(Entries from a dataset of interfaces)

====

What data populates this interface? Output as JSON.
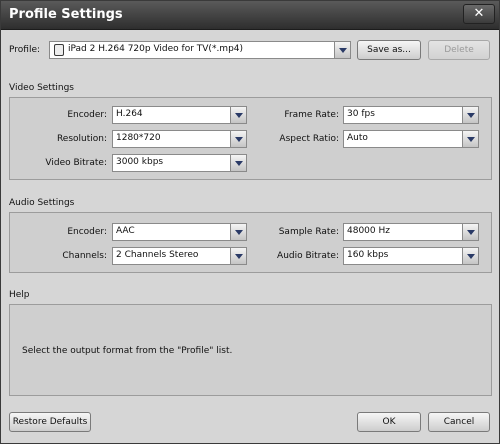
{
  "window": {
    "title": "Profile Settings",
    "close_label": "✕"
  },
  "profile": {
    "label": "Profile:",
    "value": "iPad 2 H.264 720p Video for TV(*.mp4)",
    "save_as": "Save as...",
    "delete": "Delete"
  },
  "video": {
    "title": "Video Settings",
    "encoder_label": "Encoder:",
    "encoder_value": "H.264",
    "resolution_label": "Resolution:",
    "resolution_value": "1280*720",
    "bitrate_label": "Video Bitrate:",
    "bitrate_value": "3000 kbps",
    "framerate_label": "Frame Rate:",
    "framerate_value": "30 fps",
    "aspect_label": "Aspect Ratio:",
    "aspect_value": "Auto"
  },
  "audio": {
    "title": "Audio Settings",
    "encoder_label": "Encoder:",
    "encoder_value": "AAC",
    "channels_label": "Channels:",
    "channels_value": "2 Channels Stereo",
    "samplerate_label": "Sample Rate:",
    "samplerate_value": "48000 Hz",
    "bitrate_label": "Audio Bitrate:",
    "bitrate_value": "160 kbps"
  },
  "help": {
    "title": "Help",
    "text": "Select the output format from the \"Profile\" list."
  },
  "footer": {
    "restore": "Restore Defaults",
    "ok": "OK",
    "cancel": "Cancel"
  },
  "icons": {
    "close": "close-icon",
    "combo_arrow": "chevron-down-icon",
    "profile": "device-icon"
  }
}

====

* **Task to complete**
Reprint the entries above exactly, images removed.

* **Result of the exercise**
What data populates this interface? Output as JSON.
{
  "window": {
    "title": "Profile Settings",
    "close_label": "✕"
  },
  "profile": {
    "label": "Profile:",
    "value": "iPad 2 H.264 720p Video for TV(*.mp4)",
    "save_as": "Save as...",
    "delete": "Delete"
  },
  "video": {
    "title": "Video Settings",
    "encoder_label": "Encoder:",
    "encoder_value": "H.264",
    "resolution_label": "Resolution:",
    "resolution_value": "1280*720",
    "bitrate_label": "Video Bitrate:",
    "bitrate_value": "3000 kbps",
    "framerate_label": "Frame Rate:",
    "framerate_value": "30 fps",
    "aspect_label": "Aspect Ratio:",
    "aspect_value": "Auto"
  },
  "audio": {
    "title": "Audio Settings",
    "encoder_label": "Encoder:",
    "encoder_value": "AAC",
    "channels_label": "Channels:",
    "channels_value": "2 Channels Stereo",
    "samplerate_label": "Sample Rate:",
    "samplerate_value": "48000 Hz",
    "bitrate_label": "Audio Bitrate:",
    "bitrate_value": "160 kbps"
  },
  "help": {
    "title": "Help",
    "text": "Select the output format from the \"Profile\" list."
  },
  "footer": {
    "restore": "Restore Defaults",
    "ok": "OK",
    "cancel": "Cancel"
  },
  "icons": {
    "close": "close-icon",
    "combo_arrow": "chevron-down-icon",
    "profile": "device-icon"
  }
}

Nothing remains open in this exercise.